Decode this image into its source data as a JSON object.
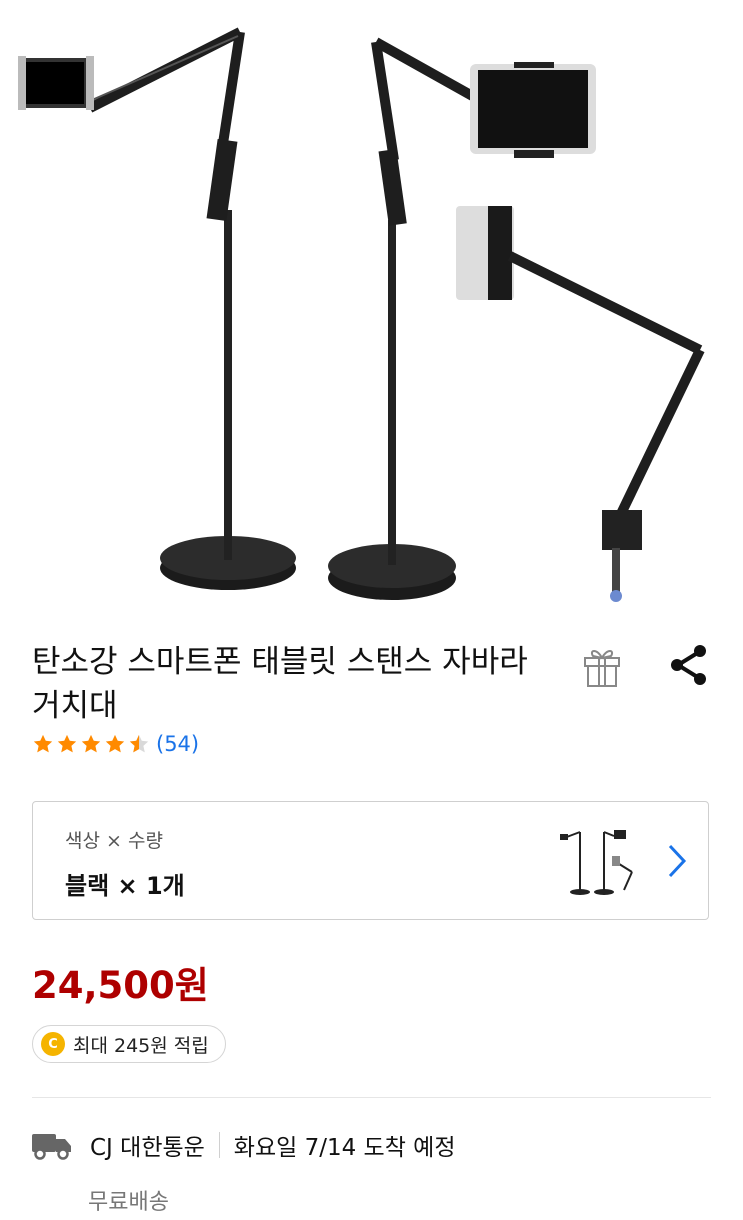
{
  "product": {
    "title": "탄소강 스마트폰 태블릿 스탠스 자바라 거치대",
    "rating_count": "(54)",
    "rating_value": 4.5,
    "rating_max": 5,
    "price": "24,500원"
  },
  "icons": {
    "gift": "gift-icon",
    "share": "share-icon",
    "chevron": "chevron-right-icon",
    "truck": "truck-icon",
    "coin": "coin-icon"
  },
  "option": {
    "label": "색상 × 수량",
    "value": "블랙 × 1개"
  },
  "reward": {
    "coin_letter": "C",
    "text": "최대 245원 적립"
  },
  "delivery": {
    "carrier": "CJ 대한통운",
    "eta": "화요일 7/14 도착 예정",
    "fee": "무료배송"
  },
  "colors": {
    "price": "#ae0000",
    "star": "#ff8a00",
    "link": "#1a73e8",
    "coin": "#f5b400"
  }
}
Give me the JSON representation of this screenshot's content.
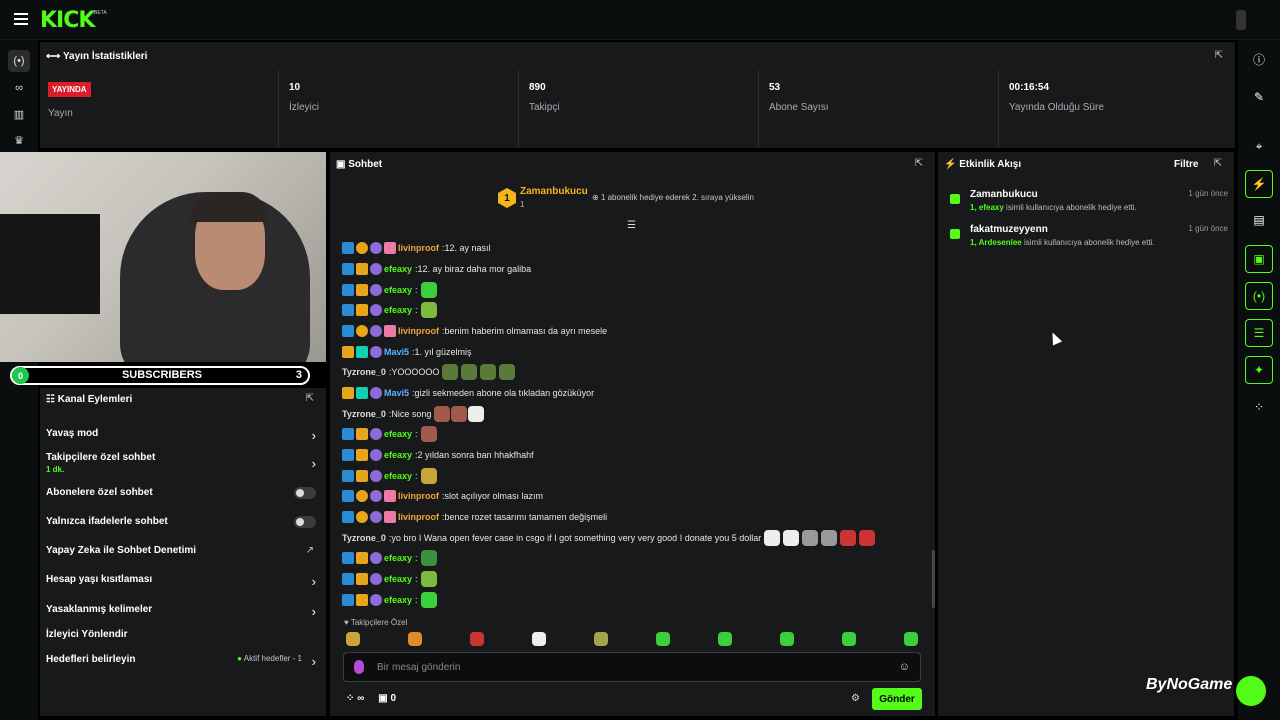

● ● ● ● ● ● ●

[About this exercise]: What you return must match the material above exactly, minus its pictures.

[Reply to the task]:
Decode this image into its source data as a JSON object.
{
  "product": {
    "title": "탄소강 스마트폰 태블릿 스탠스 자바라 거치대",
    "rating_count": "(54)",
    "rating_value": 4.5,
    "rating_max": 5,
    "price": "24,500원"
  },
  "icons": {
    "gift": "gift-icon",
    "share": "share-icon",
    "chevron": "chevron-right-icon",
    "truck": "truck-icon",
    "coin": "coin-icon"
  },
  "option": {
    "label": "색상 × 수량",
    "value": "블랙 × 1개"
  },
  "reward": {
    "coin_letter": "C",
    "text": "최대 245원 적립"
  },
  "delivery": {
    "carrier": "CJ 대한통운",
    "eta": "화요일 7/14 도착 예정",
    "fee": "무료배송"
  },
  "colors": {
    "price": "#ae0000",
    "star": "#ff8a00",
    "link": "#1a73e8",
    "coin": "#f5b400"
  }
}
Give me the JSON representation of this screenshot's content.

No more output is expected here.